CENTRO DE QUIMICA INORGANICA "DR. PEDRO J. AYMONINO"
Unidad Ejecutora - UE
congresos y reuniones científicas
Evidence for the Formation of Interstellar Ions in the Dissociative Photoionization Process of Carbonylsulfenyl Compounds in the 100-1000 eV Region
MARIANA GERONÉS; ROSANA M. ROMANO; LUCAS S. RODRÍGUEZ PIRANI; REINALDO L. CAVASSO FILHO; MAURICIO F. ERBEN; CARLOS O. DELLA VÉDOVA
Workshop; International Symposium workshop on astrochemistry, ISWA. Understanding extraterrestrial molecular complexity through experiments and observations; 2016

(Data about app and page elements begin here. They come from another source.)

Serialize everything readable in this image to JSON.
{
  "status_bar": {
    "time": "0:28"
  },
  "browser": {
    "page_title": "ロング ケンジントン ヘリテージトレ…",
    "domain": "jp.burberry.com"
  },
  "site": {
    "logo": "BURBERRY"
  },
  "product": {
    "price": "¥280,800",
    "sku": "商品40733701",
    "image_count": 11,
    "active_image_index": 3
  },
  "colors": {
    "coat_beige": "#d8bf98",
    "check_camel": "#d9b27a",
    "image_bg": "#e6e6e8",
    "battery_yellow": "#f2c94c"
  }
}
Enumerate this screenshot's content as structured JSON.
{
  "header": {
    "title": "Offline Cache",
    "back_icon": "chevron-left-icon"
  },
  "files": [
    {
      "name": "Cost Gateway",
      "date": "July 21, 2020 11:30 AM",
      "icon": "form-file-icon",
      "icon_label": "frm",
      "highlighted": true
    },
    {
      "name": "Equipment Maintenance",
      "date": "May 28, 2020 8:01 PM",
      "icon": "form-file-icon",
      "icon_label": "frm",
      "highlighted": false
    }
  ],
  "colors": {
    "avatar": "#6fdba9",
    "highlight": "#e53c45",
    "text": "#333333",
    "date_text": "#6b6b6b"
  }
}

The photofragmentation processes occurring under synchrotron radiation conditions are very interesting and varied. From the many species formed during the synchrotron experiments reported in the present work at least two call our attention, HCS+ and H3+.1-3 The thioformyl ion is not only one of the more than 140 species recognized in the interstellar medium up to date but one of the key species to understand the interstellar sulfur chemistry. Its C=S bond is extremely strong and the abundance ratio HCS+/CS+ observed in the interstellar medium was found to be unusually higher than the theoretical predictions. This is due to its low recombination energy (charge transfer reactions are inhibited therefore) and the relatively large proton affinity of CS which inhibits proton transfer from HCS+ to most molecular species. The high stability of the interstellar HCS+ ion can be observed over the whole range of photon energies analyzed in our work. The formation of H3+ is quite remarkable since three C−H bonds of the CH3 moiety have to be broken and three new H−H bonds have to be formed. In contrast with the first remarked HCS+, H3+ presents a high acidity. Its proton donor ability serves to initiate ion−molecule reactions in the interstellar medium. In this medium its formation is clearly dependent on both abundant H2 and H2+ species. The production of H3+ via the photodissociation of interstellar methyl compound organic molecules like methanol, methylamine, and acetonitrile was also studied at the LNLS by using photoelectron−photoion coincidence techniques employing soft X-ray photons.